New York, October 19, 2005—The Committee to Protect Journalists is alarmed by today’s abduction in Baghdad of a veteran reporter for London’s Guardian newspaper. The Guardian said it believes a group of armed men seized Rory Carroll, the paper’s Baghdad correspondent, as he left a house in the Sadr City, a stronghold of radical cleric Moqtada al-Sadr. Carroll had been watching the televised trial of Saddam Hussein with a Baghdad family to learn what Iraqi citizens think about the proceedings, the Guardian said.
Carroll, 33, an Irish citizen, is one of the newspaper’s most experienced foreign correspondents and has been based in Iraq for nine months. He has detailed tensions between U.S. forces and the local population and has reported on the continuing violence in Baghdad, according to news reports. Carroll has also written about claims that U.S. forces may have been involved in the death of media workers.
“The Guardian is urgently seeking information about Mr. Carroll’s whereabouts and condition,” the newspaper said in a statement.
Armed groups have kidnapped at least 34 journalists in Iraq since April 2004, when insurgents began targeting foreigners for abduction. Six have been killed: Italian Enzo Baldoni, American Steven Vincent, and Iraqis Raeda Wazzan, Khaled al-Attar, Hind Ismail, and Fakher Haider. The others have been released.

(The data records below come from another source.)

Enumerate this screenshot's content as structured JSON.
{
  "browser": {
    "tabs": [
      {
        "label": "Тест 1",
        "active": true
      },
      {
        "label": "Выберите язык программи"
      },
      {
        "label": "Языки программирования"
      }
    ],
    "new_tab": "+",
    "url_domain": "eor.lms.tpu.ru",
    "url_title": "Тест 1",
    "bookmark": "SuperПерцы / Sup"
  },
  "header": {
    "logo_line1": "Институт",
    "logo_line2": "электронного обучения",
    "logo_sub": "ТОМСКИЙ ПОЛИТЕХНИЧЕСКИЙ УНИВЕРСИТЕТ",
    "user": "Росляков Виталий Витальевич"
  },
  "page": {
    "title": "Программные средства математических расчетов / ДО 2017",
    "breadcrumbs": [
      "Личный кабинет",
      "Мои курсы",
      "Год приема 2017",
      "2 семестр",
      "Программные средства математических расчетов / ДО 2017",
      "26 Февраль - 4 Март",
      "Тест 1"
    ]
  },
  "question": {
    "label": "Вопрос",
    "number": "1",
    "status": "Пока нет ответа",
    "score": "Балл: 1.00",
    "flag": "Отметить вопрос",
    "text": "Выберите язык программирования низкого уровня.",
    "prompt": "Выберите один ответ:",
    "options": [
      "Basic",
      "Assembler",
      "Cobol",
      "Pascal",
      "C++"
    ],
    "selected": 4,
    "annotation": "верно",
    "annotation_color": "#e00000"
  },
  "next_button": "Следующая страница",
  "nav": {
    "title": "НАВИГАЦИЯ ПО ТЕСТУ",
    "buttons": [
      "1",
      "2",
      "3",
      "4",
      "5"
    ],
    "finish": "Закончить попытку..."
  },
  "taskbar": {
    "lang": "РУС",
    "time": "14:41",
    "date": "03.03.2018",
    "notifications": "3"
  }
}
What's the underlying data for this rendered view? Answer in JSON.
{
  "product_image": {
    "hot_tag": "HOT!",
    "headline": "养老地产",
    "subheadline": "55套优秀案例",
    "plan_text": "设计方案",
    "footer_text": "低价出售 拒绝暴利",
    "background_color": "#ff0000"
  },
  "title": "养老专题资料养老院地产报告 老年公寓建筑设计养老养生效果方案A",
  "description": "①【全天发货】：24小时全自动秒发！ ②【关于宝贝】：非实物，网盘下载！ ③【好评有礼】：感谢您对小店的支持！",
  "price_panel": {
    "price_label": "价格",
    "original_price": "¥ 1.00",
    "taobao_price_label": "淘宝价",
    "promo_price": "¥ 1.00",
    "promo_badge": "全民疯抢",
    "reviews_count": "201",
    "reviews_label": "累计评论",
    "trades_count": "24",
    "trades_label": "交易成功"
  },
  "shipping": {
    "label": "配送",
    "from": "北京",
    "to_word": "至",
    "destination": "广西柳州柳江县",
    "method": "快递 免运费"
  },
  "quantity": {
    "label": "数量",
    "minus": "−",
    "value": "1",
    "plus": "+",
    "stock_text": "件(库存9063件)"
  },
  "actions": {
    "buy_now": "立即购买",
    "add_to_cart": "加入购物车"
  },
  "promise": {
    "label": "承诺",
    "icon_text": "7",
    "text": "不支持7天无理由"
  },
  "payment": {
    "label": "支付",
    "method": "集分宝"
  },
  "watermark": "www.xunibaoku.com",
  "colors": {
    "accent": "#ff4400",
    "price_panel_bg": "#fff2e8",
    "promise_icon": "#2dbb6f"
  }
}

“We are deeply concerned about the safety of our colleague Rory Carroll, an independent journalist who has covered all aspects of the conflict in Iraq,” Executive Director Ann Cooper said. “We deplore the targeting of an innocent civilian and we call for his immediate release.”